I wrote a play. What’s more, it actually got produced! It’s called The Objecthood of Chairs, and it’s about the romance between two men, as told trough Western culture’s historical romance with chairs. The impetus for the piece came from many places: my longstanding fascination with both the functionality and the beauty of chairs as objects of design; years spent perfecting the fine art of sedentary sitting; and, above all, my desire, as someone who regularly teaches dramatic literature and theories of performance, to try my hand at actually writing for the theatre.

Old academic habits die hard; the very first thing I did was plunge into research. The result is a work that mixes the lecture mode with other forms of dramatic address to explore how a piece of furniture usually meant to accommodate one person might serve as a metaphor for the accommodations we routinely make—sometimes willingly, sometimes not—in a relationship. We thus follow our two men as they meet, move in together, and eventually part as the result of a freak accident. Along the way, and in a largely presentational style, we are provided various “object” lessons in: modernist chair design; Shaker asceticism; the revolution in sociability and sexuality inaugurated by the Thonet café chair; the inherent cruelty of childhood games of musical chairs; and Buddhist sitting practices. The text draws on architectural theory and art history, industrial design and neurophysiology, poetry and pop culture to think through the relationships and resistances between bodies (and objects) as they move through space, and to reflect on the necessary loss of autonomy that comes with asking for, and offering, unconditional support.

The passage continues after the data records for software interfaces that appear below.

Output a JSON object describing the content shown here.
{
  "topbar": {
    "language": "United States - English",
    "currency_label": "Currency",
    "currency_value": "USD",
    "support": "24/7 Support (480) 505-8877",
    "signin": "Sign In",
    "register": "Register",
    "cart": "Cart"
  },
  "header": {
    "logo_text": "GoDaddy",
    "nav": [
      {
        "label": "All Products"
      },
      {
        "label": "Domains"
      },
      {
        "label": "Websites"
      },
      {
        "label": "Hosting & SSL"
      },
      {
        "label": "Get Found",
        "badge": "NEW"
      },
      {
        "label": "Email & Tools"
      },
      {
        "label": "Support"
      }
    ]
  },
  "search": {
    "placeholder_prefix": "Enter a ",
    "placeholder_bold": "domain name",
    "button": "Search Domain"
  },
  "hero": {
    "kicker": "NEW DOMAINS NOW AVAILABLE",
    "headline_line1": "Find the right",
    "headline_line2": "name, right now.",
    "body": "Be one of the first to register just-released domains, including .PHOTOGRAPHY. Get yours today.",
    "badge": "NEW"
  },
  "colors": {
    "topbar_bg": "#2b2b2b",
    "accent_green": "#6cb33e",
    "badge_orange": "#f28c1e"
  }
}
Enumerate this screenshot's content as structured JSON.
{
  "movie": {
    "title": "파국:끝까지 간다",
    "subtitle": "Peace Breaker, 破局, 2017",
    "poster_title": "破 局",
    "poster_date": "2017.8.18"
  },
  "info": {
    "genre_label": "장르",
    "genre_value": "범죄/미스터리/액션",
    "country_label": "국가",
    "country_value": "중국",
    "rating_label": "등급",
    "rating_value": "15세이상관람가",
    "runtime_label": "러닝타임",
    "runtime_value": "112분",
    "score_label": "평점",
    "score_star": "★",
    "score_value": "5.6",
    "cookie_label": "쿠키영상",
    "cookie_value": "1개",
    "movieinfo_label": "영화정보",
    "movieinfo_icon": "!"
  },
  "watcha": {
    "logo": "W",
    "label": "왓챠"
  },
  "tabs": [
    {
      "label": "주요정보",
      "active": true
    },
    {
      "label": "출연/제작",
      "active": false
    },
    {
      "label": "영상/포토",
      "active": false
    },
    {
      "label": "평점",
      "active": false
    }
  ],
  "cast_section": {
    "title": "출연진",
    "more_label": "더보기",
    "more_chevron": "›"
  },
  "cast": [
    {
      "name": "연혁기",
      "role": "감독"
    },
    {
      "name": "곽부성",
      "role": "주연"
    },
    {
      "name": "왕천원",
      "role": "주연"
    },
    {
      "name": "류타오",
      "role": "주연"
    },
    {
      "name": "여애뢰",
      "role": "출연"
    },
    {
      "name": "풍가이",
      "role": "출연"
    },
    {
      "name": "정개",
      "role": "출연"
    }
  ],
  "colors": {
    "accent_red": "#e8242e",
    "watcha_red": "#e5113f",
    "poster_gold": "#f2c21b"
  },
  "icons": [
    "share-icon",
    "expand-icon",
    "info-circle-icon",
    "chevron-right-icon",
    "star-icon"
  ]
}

Click on the thumbnails to the left for some larger images from the production. All photographs courtesy James Proudfoot. Below is video documentation (courtesy of Jocelyne Chaput) of one of the performances:

From the beginning, The Objecthood of Chairs was conceived as multi-disciplinary, a collaborative experiment in blurring the boundaries and mining the connections between text, movement, video, music, dramaturgy, and design. For that, I knew I needed the help of colleagues in SFU’s School for the Contemporary Arts. Over close to a year of discussion, workshops, experimentation, and rehearsal, faculty, current and former students, friends, and associates all brought their collective talents to bear on my script, helping to shape it into a performance. This included original choreography by Rob Kitsos, video projections by Rob Groeneboer, music by Martin Gotfrit, lighting by James Proudfoot, costumes by Florence Barrett, and direction and dramaturgy by DD Kugler, to whom I am forever beholden for first seeing the performance potential of my script.

A dedicated, enthusiastic, and amazingly talented group of SCA students and alumni also assisted with stage management, film production, video editing, effects, and coordination, lighting, research, publicity, and documentation.

Finally, our amazingly talented performers were Victor Mariano and Justin Reist, graduates from SCA’s Theatre and Dance programs, respectively, who immersed themselves in each other’s discipline specifically for this piece, and whose commitment to the long haul of its creation and realization was simply extraordinary.

The whole process was one of the most intellectually and creatively rewarding of my life. I thought I knew what interdisciplinary collaboration meant before starting this project. These folks taught me I hadn’t a clue. I’m immensely grateful for their tutelage, and for the opportunity to be a part, however small, of SCA’s move into their spectacular new Woodward’s digs (replete with an abundance of funky chairs). Indeed, I will forever cherish the fact that The Objecthood of Chairs was the inaugural production in SFU Woodward’s Studio T, an intimate black box space that we were thrilled to be testing out.